Lekh Lekha: Forsaking All
Being a follower of God seldom means having an easy life. Someone who knew this more than most was Abraham. Those who saw him, however, would have borne witness to the great blessing which God had brought upon him because of his obedience.
Before he was Abraham (meaning “father of a multitude,”), he was Abram (meaning “exalted father”). When Abram was 75 years old, about the time most of us would be thinking of taking life easy, God tells him to do something quite different: “Now the Lord said to Abram, ‘Go forth from your country, and from your relatives and from your father’s house, to the land which I will show you; and I will make you a great nation, and I will bless you, and make your name great; and so you shall be a blessing,” (Genesis 12:1-3).
Many others in history have heard this call to travel to some foreign land at the leading of the Lord. This is to be expected, for as Mark records, “Jesus said, ‘Truly, I say to you, there is no one who has left house or brothers or sisters or mother or father or children or lands, for my sake and for the gospel, who will not receive a hundredfold now in this time, houses and brothers and sisters and mothers and children and lands, with persecutions, and in the age to come eternal life,” (Mark 10:29-30). In the days of Yeshua, a disciple would literally leave everything he had to follow a teacher, as we see in the calling of each of the apostles recorded in the Gospels.
While some have physically left their family or their home to follow Yeshua in our modern age, it is not something that everyone must fulfill literally. However, everyone who wishes to be a disciple of Yeshua must consider those relationships and possessions as if they were nothing: “If anyone comes to Me, and does not hate his own father and mother and wife and children and brothers and sisters, yes, and even his own life, he cannot be My disciple,” (Luke 14:26). Abram proved that he was willing to forsake all things in order to know God.
Although Abram left a lot behind, he was by no means a pauper: “Now Abram was very rich in livestock, in silver and in gold,” (Genesis 13:2). As we saw earlier, Yeshua said, “there is no one who has left house, etc.,… who will not receive a hundredfold now in this time.” If God asks us to give something up that is dear to us, in some cases it is because those things may be harmful for our spiritual growth. But in other cases, it is in order to prove that we love God more than those things. In either case, we can hold fast in our belief that God will provide whatever is best for us, whether it be riches or poverty, friends or foes, a place to call home or a sturdy pair of shoes.
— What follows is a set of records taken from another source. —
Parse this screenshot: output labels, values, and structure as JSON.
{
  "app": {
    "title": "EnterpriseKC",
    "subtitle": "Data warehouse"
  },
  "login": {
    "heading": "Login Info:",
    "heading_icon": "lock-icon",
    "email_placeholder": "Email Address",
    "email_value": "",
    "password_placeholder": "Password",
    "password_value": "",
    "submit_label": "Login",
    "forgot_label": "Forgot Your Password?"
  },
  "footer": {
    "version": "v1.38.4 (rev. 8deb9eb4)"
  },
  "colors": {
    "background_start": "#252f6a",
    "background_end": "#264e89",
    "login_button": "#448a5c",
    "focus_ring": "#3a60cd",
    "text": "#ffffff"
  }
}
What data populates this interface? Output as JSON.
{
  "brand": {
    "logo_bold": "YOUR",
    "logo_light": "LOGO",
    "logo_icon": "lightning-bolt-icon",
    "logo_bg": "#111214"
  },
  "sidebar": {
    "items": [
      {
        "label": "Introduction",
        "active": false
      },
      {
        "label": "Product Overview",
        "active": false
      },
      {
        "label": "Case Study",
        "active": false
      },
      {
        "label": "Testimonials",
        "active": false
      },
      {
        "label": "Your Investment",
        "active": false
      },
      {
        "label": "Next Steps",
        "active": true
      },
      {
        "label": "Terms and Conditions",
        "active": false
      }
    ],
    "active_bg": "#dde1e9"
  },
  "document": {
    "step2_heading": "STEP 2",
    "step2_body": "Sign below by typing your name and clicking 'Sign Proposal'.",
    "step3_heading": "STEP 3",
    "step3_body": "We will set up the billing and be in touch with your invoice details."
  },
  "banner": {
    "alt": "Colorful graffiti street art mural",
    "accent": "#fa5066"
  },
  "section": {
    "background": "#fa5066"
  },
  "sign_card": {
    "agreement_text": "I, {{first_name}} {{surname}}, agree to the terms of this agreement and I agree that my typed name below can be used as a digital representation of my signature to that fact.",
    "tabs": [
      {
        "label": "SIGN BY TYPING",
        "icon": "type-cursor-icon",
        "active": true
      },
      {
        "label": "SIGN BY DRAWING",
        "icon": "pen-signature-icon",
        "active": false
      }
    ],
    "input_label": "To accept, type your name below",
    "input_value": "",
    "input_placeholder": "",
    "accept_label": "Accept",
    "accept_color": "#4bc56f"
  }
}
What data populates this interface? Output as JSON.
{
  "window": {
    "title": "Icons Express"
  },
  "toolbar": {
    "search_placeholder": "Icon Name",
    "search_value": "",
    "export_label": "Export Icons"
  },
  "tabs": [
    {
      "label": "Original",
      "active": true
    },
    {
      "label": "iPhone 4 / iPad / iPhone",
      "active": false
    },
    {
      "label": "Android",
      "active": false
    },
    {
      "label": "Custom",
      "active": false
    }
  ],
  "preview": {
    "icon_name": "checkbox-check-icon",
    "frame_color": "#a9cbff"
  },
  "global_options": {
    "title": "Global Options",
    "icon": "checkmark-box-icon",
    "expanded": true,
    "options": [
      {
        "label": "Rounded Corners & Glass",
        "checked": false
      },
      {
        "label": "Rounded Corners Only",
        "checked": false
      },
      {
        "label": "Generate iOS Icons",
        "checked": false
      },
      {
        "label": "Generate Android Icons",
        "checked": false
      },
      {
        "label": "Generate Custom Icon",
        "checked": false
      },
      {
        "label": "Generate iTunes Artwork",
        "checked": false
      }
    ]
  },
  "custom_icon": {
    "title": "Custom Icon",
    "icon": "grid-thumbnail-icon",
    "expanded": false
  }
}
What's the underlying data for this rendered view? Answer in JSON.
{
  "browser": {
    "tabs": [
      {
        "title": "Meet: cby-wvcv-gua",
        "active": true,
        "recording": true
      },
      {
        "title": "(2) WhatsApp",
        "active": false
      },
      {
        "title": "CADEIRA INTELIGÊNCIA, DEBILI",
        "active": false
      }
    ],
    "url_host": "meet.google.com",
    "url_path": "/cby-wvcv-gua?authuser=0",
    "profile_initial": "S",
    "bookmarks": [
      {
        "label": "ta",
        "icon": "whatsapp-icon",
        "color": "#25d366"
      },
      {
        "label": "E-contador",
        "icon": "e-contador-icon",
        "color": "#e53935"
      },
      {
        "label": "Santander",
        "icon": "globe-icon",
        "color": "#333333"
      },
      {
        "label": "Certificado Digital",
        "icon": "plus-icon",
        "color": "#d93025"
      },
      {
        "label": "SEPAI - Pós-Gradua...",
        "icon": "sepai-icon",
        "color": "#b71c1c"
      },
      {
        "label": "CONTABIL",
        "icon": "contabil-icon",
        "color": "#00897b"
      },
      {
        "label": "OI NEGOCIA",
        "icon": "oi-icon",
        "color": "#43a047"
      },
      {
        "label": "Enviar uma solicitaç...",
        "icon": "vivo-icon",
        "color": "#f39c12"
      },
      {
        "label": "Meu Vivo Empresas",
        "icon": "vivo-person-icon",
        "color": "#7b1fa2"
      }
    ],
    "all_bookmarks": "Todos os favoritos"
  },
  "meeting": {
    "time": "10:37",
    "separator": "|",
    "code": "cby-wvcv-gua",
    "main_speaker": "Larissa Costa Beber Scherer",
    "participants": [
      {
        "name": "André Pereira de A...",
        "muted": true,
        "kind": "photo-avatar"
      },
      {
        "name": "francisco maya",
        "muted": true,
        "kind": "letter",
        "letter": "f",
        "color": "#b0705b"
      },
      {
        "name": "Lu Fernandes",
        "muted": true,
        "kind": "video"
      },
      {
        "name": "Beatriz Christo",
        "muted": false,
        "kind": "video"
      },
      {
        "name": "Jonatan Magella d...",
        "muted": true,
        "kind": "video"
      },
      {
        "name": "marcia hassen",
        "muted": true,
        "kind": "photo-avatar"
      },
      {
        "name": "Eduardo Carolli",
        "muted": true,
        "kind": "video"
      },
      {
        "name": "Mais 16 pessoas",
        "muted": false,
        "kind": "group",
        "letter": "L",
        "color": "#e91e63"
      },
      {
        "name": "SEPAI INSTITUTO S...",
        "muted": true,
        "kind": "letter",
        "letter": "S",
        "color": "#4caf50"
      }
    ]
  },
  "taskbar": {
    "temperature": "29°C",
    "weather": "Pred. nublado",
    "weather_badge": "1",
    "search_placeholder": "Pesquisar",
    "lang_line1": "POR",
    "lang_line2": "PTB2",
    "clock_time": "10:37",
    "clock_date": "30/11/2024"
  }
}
Standing in contrast with Abram, we see another rich man in the passage in Mark. This man, however, had put his faith in his own wealth and the security of home: “And Jesus, looking at him, loved him, and said to him, ‘You lack one thing: go, sell all that you have and give to the poor, and you will have treasure in heaven; and come, follow me.’ Disheartened by the saying, he went away sorrowful, for he had great possessions. And Jesus looked around and said to his disciples, ‘How difficult it will be for those who have wealth to enter the kingdom of God!'” (Mark 10:21-23).
This warning of Yeshua’s is not only for those who possess large amounts of wealth. This same obsession can take hold of those on any level of economic prosperity. Nothing that we believe we own or have possession of actually belongs to us: “For the world is Mine, and all it contains,” (Psalm 50:12). Unless we totally renounce this world and every piece of it that we claim as our own, including people we care about or special abilities we take ownership of, we will never be able to completely give ourselves to God. As mentioned before, this does not mean removing those things from your life completely. But just like Abram, we must treat all things as coming from God; they are His to give and His to take away.